When Jim completed chemo and radiation and was feeling more normal, he spent an afternoon cleaning out the hive from under the shed. It was amazing the number of combs that he pulled out. It was a major hive, successfully removed. Once all of this was finished we re-meshed the whole underside of the shed and once again, were free of bees.

For most of the summer Jim and I stood on the deck every day and watched the bees. We had major discussions of what we would do if the alternative we chose did not work. Both of us looked forward to Eric’s visits. And, both of us learned  a lot about bees. We felt good, because we had saved a hive of honey bees. For those of you who are not aware, honey bees are endangered. It is important to save every single one.

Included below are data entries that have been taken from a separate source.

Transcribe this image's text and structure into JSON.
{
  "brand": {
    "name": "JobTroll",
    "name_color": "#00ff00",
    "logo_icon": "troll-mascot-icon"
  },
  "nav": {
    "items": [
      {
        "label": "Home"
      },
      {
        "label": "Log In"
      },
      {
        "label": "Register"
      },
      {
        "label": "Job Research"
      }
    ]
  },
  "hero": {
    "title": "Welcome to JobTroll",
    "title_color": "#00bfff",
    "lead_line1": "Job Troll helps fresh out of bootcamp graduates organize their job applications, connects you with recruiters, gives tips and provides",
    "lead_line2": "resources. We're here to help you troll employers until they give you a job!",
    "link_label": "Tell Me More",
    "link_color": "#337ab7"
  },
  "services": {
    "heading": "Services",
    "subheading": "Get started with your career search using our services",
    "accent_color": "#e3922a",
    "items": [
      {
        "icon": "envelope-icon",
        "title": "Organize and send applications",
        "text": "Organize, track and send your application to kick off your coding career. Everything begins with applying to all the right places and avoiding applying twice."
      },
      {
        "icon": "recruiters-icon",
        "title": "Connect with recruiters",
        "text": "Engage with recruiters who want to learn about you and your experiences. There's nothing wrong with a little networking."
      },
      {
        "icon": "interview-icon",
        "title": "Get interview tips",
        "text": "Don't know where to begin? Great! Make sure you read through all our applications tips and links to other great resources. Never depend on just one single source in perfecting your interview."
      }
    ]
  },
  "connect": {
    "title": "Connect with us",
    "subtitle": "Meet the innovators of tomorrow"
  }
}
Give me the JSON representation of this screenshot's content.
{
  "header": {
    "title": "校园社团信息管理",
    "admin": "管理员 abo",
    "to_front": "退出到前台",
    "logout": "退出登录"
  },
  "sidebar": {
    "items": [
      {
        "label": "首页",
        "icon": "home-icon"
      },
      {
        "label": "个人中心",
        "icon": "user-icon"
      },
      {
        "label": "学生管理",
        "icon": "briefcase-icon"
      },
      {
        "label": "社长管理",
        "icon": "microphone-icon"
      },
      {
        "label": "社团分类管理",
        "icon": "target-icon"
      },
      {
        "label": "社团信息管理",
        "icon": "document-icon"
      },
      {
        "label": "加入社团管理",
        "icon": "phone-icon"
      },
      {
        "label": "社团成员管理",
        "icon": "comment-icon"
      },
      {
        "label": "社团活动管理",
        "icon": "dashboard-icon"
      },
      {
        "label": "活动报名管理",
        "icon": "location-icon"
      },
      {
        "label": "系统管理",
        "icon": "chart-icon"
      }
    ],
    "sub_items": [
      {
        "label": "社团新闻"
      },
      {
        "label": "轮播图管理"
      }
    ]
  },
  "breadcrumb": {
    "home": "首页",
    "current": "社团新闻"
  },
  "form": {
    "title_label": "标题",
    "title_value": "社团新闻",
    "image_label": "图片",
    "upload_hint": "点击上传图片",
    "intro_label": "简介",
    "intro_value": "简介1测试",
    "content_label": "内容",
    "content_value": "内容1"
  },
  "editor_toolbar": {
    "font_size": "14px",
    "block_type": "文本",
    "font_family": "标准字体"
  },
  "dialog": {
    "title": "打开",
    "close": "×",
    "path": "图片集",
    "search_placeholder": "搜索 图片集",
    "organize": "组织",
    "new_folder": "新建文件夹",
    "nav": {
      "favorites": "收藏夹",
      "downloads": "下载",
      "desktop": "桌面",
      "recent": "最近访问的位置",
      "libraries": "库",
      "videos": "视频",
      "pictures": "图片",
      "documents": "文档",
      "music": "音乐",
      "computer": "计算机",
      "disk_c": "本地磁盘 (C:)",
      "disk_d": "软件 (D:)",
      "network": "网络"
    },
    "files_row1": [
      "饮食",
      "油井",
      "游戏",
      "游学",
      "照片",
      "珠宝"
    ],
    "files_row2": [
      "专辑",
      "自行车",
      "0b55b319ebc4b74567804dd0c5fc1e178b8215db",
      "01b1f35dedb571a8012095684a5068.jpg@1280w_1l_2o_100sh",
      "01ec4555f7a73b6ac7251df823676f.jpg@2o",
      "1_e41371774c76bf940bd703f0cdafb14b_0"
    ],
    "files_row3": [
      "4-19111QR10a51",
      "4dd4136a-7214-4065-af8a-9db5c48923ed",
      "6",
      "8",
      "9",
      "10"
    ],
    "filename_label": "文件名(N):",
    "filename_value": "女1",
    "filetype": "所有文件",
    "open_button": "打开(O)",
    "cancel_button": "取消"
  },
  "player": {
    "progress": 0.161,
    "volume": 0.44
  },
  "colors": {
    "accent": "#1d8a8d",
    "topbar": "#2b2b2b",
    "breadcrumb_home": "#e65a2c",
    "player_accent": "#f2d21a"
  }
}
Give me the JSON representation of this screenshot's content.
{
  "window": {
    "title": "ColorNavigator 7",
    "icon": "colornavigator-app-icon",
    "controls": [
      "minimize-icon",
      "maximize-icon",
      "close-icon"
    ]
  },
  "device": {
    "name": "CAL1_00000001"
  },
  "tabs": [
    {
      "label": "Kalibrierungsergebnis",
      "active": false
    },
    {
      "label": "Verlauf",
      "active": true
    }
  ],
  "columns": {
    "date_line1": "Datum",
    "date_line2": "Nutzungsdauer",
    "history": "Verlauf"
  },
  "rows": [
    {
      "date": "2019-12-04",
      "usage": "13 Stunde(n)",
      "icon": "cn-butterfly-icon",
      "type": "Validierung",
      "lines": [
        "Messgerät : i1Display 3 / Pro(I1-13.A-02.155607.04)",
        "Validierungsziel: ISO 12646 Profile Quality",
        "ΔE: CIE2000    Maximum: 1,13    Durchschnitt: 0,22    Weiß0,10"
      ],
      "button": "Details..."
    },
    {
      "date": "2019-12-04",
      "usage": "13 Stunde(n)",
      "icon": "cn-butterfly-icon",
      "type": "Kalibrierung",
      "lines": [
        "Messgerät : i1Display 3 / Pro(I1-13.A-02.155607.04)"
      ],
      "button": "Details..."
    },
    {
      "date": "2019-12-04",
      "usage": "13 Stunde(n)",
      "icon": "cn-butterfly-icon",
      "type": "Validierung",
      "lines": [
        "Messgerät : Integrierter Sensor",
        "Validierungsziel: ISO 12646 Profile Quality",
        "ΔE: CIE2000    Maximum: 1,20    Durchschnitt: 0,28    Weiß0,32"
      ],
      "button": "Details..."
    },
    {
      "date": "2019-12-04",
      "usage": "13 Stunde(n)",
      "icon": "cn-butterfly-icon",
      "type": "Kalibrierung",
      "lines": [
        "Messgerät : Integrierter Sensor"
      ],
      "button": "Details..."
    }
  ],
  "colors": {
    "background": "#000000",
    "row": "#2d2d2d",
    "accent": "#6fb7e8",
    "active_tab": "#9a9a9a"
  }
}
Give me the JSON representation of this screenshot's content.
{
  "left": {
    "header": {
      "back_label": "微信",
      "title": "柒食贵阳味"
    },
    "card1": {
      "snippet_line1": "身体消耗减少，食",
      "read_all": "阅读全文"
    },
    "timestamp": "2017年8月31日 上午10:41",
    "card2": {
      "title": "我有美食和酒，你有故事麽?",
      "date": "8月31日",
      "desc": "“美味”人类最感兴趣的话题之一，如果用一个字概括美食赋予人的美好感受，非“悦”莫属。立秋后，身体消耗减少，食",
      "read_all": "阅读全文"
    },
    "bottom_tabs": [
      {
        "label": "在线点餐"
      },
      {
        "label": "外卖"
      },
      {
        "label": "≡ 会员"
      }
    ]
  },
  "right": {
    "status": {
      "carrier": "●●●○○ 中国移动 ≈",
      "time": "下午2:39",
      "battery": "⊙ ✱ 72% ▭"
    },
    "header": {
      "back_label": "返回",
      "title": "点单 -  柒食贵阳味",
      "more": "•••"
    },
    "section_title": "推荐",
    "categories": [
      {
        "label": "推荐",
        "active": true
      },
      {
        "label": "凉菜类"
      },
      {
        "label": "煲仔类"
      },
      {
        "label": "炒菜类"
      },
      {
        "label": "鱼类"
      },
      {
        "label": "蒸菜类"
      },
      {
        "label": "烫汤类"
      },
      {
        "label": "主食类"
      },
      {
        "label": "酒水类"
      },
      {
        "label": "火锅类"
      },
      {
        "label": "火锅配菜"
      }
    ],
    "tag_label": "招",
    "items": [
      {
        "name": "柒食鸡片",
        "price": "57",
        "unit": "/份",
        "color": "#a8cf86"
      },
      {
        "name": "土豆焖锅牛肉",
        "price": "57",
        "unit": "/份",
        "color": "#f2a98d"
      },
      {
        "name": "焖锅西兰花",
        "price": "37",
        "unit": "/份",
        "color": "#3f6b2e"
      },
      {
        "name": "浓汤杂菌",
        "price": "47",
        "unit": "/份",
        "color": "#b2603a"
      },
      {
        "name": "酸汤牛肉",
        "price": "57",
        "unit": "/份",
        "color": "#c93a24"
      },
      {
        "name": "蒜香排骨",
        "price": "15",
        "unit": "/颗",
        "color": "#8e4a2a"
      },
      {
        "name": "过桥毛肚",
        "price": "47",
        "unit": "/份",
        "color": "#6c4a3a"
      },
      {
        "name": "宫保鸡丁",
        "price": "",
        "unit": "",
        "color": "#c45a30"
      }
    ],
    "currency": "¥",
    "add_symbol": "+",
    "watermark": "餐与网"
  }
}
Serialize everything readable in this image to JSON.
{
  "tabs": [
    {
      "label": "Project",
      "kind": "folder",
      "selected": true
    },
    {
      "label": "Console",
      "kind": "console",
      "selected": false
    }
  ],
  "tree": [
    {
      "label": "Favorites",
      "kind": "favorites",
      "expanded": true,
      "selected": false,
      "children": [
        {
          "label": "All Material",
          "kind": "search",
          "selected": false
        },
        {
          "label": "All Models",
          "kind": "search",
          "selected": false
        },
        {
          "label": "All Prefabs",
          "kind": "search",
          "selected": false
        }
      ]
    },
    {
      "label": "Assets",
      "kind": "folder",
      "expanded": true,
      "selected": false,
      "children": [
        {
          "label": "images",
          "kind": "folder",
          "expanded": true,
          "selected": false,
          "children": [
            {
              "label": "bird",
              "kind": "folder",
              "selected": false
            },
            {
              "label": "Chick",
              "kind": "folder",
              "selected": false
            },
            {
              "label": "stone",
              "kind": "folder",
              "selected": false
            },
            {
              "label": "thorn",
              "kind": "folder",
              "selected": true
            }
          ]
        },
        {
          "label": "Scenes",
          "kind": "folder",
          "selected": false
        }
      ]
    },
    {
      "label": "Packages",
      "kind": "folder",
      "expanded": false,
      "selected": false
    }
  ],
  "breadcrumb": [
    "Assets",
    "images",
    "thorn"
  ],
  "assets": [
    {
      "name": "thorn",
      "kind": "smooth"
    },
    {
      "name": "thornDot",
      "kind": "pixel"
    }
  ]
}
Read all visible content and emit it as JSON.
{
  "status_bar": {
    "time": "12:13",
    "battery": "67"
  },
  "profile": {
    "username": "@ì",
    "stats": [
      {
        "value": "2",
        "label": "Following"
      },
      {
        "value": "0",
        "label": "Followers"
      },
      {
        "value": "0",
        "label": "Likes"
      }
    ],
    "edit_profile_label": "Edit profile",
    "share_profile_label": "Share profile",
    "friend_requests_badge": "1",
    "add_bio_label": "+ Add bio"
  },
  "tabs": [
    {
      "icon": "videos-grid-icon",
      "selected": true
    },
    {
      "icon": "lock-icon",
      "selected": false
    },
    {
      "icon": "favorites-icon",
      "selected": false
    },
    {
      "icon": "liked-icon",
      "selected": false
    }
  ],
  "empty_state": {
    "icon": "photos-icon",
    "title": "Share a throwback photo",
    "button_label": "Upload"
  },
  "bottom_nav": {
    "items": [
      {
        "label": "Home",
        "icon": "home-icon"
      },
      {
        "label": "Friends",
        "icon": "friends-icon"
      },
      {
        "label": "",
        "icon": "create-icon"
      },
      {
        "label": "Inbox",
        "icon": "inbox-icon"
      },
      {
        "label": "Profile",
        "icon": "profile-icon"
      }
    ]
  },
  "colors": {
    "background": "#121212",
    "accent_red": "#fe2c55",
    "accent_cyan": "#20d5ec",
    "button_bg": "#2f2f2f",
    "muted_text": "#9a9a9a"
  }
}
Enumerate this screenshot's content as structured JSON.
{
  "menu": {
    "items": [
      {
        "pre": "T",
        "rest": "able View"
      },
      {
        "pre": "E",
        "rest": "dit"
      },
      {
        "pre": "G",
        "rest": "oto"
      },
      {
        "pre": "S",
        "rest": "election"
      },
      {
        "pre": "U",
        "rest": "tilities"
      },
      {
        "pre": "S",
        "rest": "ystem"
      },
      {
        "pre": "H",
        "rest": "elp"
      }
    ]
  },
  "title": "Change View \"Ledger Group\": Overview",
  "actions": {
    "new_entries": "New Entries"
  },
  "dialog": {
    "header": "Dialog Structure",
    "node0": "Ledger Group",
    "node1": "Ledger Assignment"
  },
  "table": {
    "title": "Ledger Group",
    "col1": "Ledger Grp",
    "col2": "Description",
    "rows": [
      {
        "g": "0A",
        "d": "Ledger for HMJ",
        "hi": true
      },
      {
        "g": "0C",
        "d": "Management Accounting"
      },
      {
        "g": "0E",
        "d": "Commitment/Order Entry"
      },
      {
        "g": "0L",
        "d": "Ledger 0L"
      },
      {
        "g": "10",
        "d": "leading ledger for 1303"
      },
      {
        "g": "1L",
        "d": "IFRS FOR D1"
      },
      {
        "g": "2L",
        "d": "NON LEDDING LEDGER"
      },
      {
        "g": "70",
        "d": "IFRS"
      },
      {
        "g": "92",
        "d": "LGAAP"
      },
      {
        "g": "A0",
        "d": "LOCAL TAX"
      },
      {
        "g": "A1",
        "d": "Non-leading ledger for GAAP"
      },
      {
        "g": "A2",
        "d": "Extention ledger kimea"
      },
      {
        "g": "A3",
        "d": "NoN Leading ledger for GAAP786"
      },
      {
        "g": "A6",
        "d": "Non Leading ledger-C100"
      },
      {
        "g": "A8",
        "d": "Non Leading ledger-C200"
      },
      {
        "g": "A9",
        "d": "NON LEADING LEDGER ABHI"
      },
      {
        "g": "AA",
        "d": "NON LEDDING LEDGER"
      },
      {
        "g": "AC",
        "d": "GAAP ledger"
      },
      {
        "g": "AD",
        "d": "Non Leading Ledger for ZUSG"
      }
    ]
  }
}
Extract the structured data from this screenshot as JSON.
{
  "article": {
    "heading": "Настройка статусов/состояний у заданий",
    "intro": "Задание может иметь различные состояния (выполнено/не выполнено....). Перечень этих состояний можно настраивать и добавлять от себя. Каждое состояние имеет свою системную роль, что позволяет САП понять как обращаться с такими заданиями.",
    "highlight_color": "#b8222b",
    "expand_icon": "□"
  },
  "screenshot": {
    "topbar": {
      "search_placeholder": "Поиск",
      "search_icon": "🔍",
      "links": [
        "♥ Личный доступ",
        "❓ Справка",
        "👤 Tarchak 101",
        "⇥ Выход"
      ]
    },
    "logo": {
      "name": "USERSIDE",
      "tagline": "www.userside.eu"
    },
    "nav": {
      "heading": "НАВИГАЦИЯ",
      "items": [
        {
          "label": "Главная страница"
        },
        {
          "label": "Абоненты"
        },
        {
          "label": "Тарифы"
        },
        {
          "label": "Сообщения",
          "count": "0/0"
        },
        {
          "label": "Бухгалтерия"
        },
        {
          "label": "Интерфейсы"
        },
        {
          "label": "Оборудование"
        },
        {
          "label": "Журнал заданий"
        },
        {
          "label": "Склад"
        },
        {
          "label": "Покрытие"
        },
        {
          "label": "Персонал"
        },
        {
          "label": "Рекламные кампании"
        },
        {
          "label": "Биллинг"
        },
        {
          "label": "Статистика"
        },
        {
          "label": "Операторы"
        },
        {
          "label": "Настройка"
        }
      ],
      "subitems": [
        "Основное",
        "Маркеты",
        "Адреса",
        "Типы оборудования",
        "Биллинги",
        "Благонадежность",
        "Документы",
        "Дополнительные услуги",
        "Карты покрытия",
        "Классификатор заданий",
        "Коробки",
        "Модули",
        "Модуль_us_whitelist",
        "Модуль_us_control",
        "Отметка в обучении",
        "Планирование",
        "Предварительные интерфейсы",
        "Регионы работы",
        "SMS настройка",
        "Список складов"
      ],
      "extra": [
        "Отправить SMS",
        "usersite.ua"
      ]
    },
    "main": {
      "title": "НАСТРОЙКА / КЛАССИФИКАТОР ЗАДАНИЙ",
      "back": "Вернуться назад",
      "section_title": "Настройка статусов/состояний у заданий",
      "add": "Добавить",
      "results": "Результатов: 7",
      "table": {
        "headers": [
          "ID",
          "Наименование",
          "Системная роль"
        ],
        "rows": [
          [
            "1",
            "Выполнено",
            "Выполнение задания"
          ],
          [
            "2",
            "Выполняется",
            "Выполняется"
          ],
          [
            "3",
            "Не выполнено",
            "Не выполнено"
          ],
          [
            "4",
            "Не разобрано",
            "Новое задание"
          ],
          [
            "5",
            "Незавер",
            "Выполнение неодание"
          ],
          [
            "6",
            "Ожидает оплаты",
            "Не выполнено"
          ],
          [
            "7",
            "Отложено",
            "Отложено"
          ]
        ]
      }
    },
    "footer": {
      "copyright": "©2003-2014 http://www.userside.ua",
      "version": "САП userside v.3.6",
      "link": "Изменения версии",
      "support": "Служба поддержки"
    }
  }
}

The summer of the bees was a great distraction for Jim and myself. Rather than focusing inward, which is not uncommon, in times of crisis, we were given the opportunity to continue to be part of the larger world, thanks to Eric and the honey bees. We had a story to tell to our friends and family. There was something we needed to check on every day. Often you could find us sitting on the deck with our binoculars watching these little creatures do their thing. When Jim was feeling really awful, he would sit himself in one of the zero gravity chairs on the deck and watch. It got him outdoors and gave him a welcome distraction and something to tell his friends when he would meet them at the beach on Saturdays.  Those little honey bees helped us make it through that summer, providing a most welcome distraction.

Praise Bees-Praise Distractions.